Try it:
Should any entry seem unclear, still set it down exactly as given, along with all the others.

Website and app data records
'''

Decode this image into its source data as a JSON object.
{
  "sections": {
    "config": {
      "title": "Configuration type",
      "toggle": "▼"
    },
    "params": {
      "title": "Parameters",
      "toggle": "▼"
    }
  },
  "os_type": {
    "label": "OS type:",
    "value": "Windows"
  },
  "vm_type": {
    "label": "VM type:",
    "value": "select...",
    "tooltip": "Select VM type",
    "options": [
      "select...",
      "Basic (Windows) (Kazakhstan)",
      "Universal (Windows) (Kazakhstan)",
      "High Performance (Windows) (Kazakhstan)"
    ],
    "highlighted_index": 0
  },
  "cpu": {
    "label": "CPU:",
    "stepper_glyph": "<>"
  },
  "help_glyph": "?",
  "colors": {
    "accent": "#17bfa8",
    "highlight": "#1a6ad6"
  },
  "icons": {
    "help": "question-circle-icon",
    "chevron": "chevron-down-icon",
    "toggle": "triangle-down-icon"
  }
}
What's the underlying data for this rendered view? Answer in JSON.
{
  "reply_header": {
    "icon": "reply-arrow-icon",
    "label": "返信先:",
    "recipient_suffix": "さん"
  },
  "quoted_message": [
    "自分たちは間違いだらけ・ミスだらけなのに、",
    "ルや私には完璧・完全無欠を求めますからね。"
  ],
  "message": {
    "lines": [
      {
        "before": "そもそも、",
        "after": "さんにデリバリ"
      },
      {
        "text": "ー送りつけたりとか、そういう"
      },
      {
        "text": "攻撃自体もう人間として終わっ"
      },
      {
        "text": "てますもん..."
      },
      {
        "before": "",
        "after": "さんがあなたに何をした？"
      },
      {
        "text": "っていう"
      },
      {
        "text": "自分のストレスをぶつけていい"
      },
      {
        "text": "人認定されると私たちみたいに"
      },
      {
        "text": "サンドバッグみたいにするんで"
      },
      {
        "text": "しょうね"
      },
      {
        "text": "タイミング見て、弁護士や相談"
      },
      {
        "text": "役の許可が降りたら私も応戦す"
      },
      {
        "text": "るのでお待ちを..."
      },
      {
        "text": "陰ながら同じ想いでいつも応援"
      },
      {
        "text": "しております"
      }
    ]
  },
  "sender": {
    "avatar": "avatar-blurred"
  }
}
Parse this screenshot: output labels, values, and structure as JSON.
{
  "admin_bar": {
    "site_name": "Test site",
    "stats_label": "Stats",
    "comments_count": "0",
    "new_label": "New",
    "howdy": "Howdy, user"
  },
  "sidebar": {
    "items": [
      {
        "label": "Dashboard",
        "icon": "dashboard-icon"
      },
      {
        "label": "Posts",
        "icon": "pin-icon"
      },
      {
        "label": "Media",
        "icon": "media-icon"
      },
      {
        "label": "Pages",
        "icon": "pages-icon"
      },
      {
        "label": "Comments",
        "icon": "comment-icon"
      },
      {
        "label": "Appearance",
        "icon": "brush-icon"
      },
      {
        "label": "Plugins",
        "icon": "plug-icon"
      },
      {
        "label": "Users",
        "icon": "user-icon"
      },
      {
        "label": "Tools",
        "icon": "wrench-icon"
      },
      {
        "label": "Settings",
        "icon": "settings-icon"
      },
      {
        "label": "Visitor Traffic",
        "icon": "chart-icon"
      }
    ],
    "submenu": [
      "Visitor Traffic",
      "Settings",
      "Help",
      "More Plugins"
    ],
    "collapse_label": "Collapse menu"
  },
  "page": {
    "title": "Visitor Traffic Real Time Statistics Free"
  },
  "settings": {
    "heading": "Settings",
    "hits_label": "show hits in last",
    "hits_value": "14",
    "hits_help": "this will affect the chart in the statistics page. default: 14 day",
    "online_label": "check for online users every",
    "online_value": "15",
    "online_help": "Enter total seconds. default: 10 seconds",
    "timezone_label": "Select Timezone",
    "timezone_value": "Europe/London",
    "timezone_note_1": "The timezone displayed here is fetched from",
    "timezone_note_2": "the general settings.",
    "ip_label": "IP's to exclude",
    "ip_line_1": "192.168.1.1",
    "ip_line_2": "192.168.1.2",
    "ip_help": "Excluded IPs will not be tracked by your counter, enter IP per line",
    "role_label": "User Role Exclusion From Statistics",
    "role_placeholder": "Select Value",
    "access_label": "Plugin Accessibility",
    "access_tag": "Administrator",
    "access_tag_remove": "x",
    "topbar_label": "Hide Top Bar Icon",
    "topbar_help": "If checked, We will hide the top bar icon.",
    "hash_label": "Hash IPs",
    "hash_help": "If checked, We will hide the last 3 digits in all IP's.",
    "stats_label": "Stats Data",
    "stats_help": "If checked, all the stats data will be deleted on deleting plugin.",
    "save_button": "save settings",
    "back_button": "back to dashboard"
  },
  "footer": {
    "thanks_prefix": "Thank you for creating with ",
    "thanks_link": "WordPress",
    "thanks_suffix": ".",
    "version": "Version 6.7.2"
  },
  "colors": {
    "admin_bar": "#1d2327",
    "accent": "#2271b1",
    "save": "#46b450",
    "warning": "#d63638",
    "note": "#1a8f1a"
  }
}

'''

Solution to this exercise:
Decode this image into its source data as a JSON object.
{
  "sections": {
    "config": {
      "title": "Configuration type",
      "toggle": "▼"
    },
    "params": {
      "title": "Parameters",
      "toggle": "▼"
    }
  },
  "os_type": {
    "label": "OS type:",
    "value": "Windows"
  },
  "vm_type": {
    "label": "VM type:",
    "value": "select...",
    "tooltip": "Select VM type",
    "options": [
      "select...",
      "Basic (Windows) (Kazakhstan)",
      "Universal (Windows) (Kazakhstan)",
      "High Performance (Windows) (Kazakhstan)"
    ],
    "highlighted_index": 0
  },
  "cpu": {
    "label": "CPU:",
    "stepper_glyph": "<>"
  },
  "help_glyph": "?",
  "colors": {
    "accent": "#17bfa8",
    "highlight": "#1a6ad6"
  },
  "icons": {
    "help": "question-circle-icon",
    "chevron": "chevron-down-icon",
    "toggle": "triangle-down-icon"
  }
}
What's the underlying data for this rendered view? Answer in JSON.
{
  "reply_header": {
    "icon": "reply-arrow-icon",
    "label": "返信先:",
    "recipient_suffix": "さん"
  },
  "quoted_message": [
    "自分たちは間違いだらけ・ミスだらけなのに、",
    "ルや私には完璧・完全無欠を求めますからね。"
  ],
  "message": {
    "lines": [
      {
        "before": "そもそも、",
        "after": "さんにデリバリ"
      },
      {
        "text": "ー送りつけたりとか、そういう"
      },
      {
        "text": "攻撃自体もう人間として終わっ"
      },
      {
        "text": "てますもん..."
      },
      {
        "before": "",
        "after": "さんがあなたに何をした？"
      },
      {
        "text": "っていう"
      },
      {
        "text": "自分のストレスをぶつけていい"
      },
      {
        "text": "人認定されると私たちみたいに"
      },
      {
        "text": "サンドバッグみたいにするんで"
      },
      {
        "text": "しょうね"
      },
      {
        "text": "タイミング見て、弁護士や相談"
      },
      {
        "text": "役の許可が降りたら私も応戦す"
      },
      {
        "text": "るのでお待ちを..."
      },
      {
        "text": "陰ながら同じ想いでいつも応援"
      },
      {
        "text": "しております"
      }
    ]
  },
  "sender": {
    "avatar": "avatar-blurred"
  }
}
Parse this screenshot: output labels, values, and structure as JSON.
{
  "admin_bar": {
    "site_name": "Test site",
    "stats_label": "Stats",
    "comments_count": "0",
    "new_label": "New",
    "howdy": "Howdy, user"
  },
  "sidebar": {
    "items": [
      {
        "label": "Dashboard",
        "icon": "dashboard-icon"
      },
      {
        "label": "Posts",
        "icon": "pin-icon"
      },
      {
        "label": "Media",
        "icon": "media-icon"
      },
      {
        "label": "Pages",
        "icon": "pages-icon"
      },
      {
        "label": "Comments",
        "icon": "comment-icon"
      },
      {
        "label": "Appearance",
        "icon": "brush-icon"
      },
      {
        "label": "Plugins",
        "icon": "plug-icon"
      },
      {
        "label": "Users",
        "icon": "user-icon"
      },
      {
        "label": "Tools",
        "icon": "wrench-icon"
      },
      {
        "label": "Settings",
        "icon": "settings-icon"
      },
      {
        "label": "Visitor Traffic",
        "icon": "chart-icon"
      }
    ],
    "submenu": [
      "Visitor Traffic",
      "Settings",
      "Help",
      "More Plugins"
    ],
    "collapse_label": "Collapse menu"
  },
  "page": {
    "title": "Visitor Traffic Real Time Statistics Free"
  },
  "settings": {
    "heading": "Settings",
    "hits_label": "show hits in last",
    "hits_value": "14",
    "hits_help": "this will affect the chart in the statistics page. default: 14 day",
    "online_label": "check for online users every",
    "online_value": "15",
    "online_help": "Enter total seconds. default: 10 seconds",
    "timezone_label": "Select Timezone",
    "timezone_value": "Europe/London",
    "timezone_note_1": "The timezone displayed here is fetched from",
    "timezone_note_2": "the general settings.",
    "ip_label": "IP's to exclude",
    "ip_line_1": "192.168.1.1",
    "ip_line_2": "192.168.1.2",
    "ip_help": "Excluded IPs will not be tracked by your counter, enter IP per line",
    "role_label": "User Role Exclusion From Statistics",
    "role_placeholder": "Select Value",
    "access_label": "Plugin Accessibility",
    "access_tag": "Administrator",
    "access_tag_remove": "x",
    "topbar_label": "Hide Top Bar Icon",
    "topbar_help": "If checked, We will hide the top bar icon.",
    "hash_label": "Hash IPs",
    "hash_help": "If checked, We will hide the last 3 digits in all IP's.",
    "stats_label": "Stats Data",
    "stats_help": "If checked, all the stats data will be deleted on deleting plugin.",
    "save_button": "save settings",
    "back_button": "back to dashboard"
  },
  "footer": {
    "thanks_prefix": "Thank you for creating with ",
    "thanks_link": "WordPress",
    "thanks_suffix": ".",
    "version": "Version 6.7.2"
  },
  "colors": {
    "admin_bar": "#1d2327",
    "accent": "#2271b1",
    "save": "#46b450",
    "warning": "#d63638",
    "note": "#1a8f1a"
  }
}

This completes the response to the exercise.